# ACTIVITY
Check each line of the entries for "Grid" and report the ones that have it.
BEGIN MATERIALS PROVIDED
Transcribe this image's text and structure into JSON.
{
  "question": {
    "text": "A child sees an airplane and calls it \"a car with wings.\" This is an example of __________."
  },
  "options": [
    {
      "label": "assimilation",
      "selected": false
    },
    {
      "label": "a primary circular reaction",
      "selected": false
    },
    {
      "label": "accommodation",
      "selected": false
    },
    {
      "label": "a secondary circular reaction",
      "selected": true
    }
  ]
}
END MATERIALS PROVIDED
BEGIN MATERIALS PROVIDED
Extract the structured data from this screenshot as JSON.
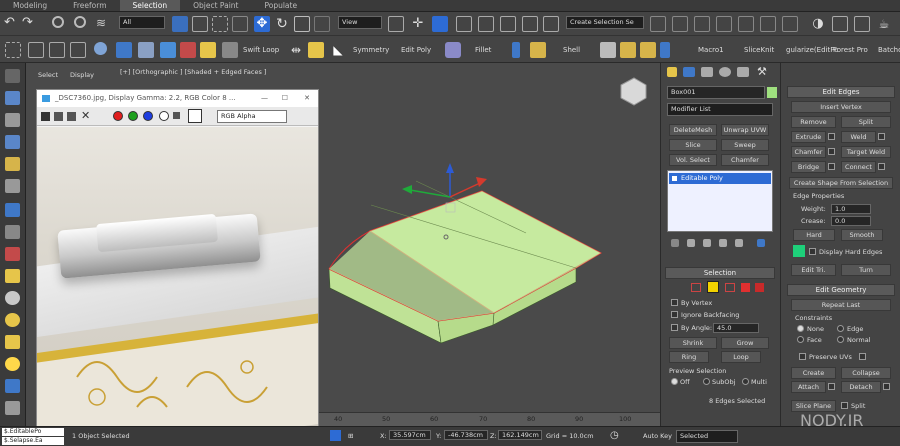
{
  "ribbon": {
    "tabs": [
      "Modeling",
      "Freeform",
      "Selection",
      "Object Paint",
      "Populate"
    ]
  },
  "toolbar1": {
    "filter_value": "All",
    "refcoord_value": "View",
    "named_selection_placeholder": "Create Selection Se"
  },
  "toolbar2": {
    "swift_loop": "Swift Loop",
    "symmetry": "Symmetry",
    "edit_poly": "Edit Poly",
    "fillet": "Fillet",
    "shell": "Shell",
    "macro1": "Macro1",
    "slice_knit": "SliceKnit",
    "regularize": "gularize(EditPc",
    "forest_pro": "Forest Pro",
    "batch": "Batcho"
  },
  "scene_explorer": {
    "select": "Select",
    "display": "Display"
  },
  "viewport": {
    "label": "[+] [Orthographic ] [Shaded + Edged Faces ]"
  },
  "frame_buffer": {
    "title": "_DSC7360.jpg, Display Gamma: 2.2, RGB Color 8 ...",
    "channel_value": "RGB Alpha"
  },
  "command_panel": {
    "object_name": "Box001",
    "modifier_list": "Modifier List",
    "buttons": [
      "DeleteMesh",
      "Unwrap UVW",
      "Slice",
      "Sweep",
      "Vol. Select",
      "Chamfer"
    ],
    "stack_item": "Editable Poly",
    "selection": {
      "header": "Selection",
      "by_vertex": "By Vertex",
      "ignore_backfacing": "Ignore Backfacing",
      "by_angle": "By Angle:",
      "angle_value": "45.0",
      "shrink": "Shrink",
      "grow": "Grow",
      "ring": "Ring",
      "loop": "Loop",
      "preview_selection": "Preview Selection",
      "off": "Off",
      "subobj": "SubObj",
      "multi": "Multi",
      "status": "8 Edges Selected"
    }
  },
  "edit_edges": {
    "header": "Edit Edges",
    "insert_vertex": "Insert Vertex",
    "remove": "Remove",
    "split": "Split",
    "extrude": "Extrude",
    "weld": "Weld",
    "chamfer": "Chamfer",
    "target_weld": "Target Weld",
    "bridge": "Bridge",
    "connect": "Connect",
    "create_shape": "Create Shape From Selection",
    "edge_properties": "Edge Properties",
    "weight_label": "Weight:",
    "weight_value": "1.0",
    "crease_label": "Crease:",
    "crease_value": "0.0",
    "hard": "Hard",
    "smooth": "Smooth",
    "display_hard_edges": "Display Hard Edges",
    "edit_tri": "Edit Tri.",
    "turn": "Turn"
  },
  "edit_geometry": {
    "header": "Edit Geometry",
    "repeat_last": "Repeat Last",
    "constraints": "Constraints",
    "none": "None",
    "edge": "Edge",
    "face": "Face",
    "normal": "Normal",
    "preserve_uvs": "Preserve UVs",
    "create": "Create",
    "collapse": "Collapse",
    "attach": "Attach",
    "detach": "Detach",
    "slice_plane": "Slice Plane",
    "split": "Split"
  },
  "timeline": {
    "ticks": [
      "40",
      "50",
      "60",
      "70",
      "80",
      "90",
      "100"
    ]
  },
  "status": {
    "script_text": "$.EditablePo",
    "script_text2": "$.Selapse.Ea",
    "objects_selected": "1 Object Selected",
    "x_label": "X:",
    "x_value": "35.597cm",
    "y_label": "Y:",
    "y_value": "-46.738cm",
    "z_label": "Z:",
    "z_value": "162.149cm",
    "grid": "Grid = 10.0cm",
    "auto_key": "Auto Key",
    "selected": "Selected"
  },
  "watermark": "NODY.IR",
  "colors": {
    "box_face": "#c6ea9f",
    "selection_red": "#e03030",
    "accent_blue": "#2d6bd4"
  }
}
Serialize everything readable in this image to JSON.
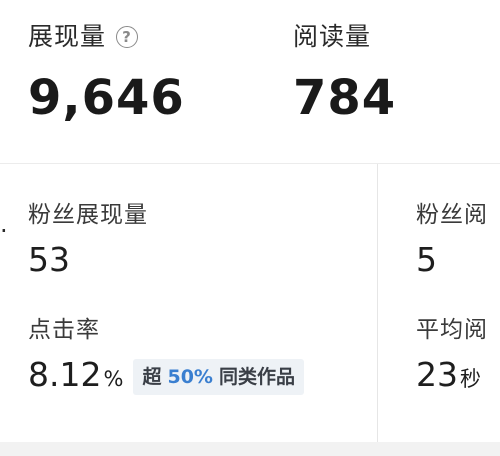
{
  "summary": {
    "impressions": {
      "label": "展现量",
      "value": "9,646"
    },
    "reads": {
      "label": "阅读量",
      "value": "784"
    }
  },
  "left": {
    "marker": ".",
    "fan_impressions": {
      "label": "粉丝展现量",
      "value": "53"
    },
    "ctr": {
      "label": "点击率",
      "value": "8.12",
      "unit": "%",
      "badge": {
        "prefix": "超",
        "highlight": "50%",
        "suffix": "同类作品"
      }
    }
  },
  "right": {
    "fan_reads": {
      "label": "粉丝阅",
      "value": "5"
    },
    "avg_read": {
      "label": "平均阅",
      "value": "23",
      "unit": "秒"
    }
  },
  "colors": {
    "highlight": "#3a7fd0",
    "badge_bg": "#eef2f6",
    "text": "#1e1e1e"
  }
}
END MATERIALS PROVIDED
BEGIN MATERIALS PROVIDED
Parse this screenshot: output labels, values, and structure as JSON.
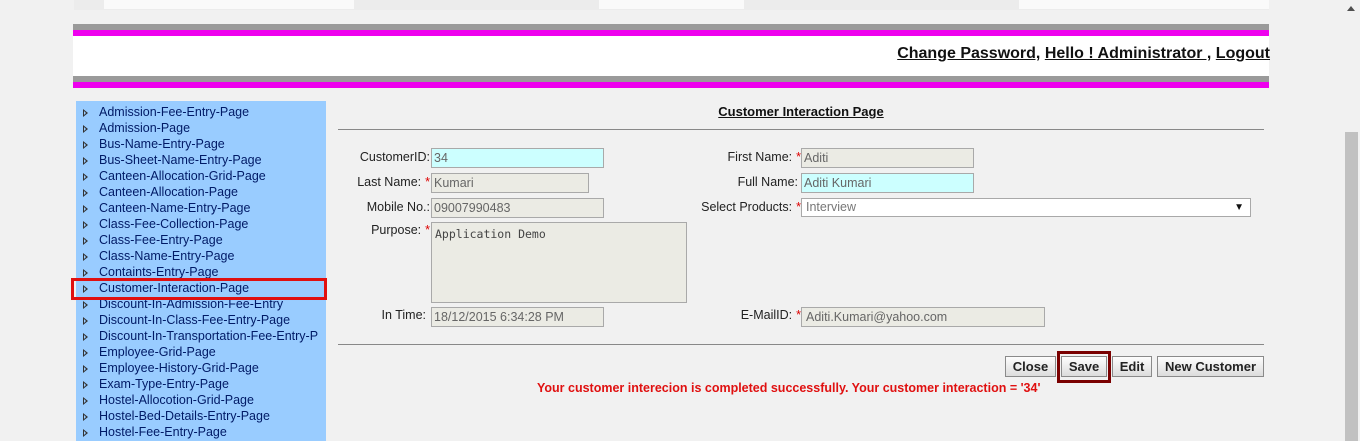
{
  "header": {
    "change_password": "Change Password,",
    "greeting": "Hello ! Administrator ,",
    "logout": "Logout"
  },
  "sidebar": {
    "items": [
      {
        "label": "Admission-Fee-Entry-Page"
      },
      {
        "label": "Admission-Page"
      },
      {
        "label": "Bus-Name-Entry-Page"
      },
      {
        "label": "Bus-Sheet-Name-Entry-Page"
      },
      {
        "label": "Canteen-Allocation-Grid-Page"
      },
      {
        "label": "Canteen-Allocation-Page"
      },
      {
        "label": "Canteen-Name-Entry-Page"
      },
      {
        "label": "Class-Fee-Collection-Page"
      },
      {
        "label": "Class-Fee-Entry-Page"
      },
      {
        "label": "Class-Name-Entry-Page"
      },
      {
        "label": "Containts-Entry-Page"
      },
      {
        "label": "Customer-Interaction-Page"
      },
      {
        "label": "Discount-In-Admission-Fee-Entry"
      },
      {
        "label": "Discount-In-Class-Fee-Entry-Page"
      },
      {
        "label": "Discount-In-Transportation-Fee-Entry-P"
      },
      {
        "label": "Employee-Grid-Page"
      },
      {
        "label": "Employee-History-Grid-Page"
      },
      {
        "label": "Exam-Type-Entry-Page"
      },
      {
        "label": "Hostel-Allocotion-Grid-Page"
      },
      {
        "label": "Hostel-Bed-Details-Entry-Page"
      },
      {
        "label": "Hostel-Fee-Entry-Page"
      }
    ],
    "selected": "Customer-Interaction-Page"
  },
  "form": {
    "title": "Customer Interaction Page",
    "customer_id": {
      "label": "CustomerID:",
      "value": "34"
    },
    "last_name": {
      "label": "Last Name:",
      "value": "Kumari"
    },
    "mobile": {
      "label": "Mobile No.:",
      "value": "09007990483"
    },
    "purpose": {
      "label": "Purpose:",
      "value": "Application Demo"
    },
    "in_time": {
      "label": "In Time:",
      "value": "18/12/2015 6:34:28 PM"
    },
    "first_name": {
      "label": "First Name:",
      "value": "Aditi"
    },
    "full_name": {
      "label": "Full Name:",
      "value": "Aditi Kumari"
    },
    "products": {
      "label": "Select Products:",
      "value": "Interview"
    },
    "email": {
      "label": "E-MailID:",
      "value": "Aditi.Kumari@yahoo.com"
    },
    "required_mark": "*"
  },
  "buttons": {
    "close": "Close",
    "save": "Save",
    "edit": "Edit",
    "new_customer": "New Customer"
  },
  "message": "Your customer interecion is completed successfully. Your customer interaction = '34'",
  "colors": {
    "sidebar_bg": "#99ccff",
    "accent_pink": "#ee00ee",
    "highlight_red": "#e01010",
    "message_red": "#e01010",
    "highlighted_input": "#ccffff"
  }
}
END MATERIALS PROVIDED
# ANSWER BOX
    "grid": "Grid = 10.0cm",
        "label": "Canteen-Allocation-Grid-Page"
        "label": "Employee-Grid-Page"
        "label": "Employee-History-Grid-Page"
        "label": "Hostel-Allocotion-Grid-Page"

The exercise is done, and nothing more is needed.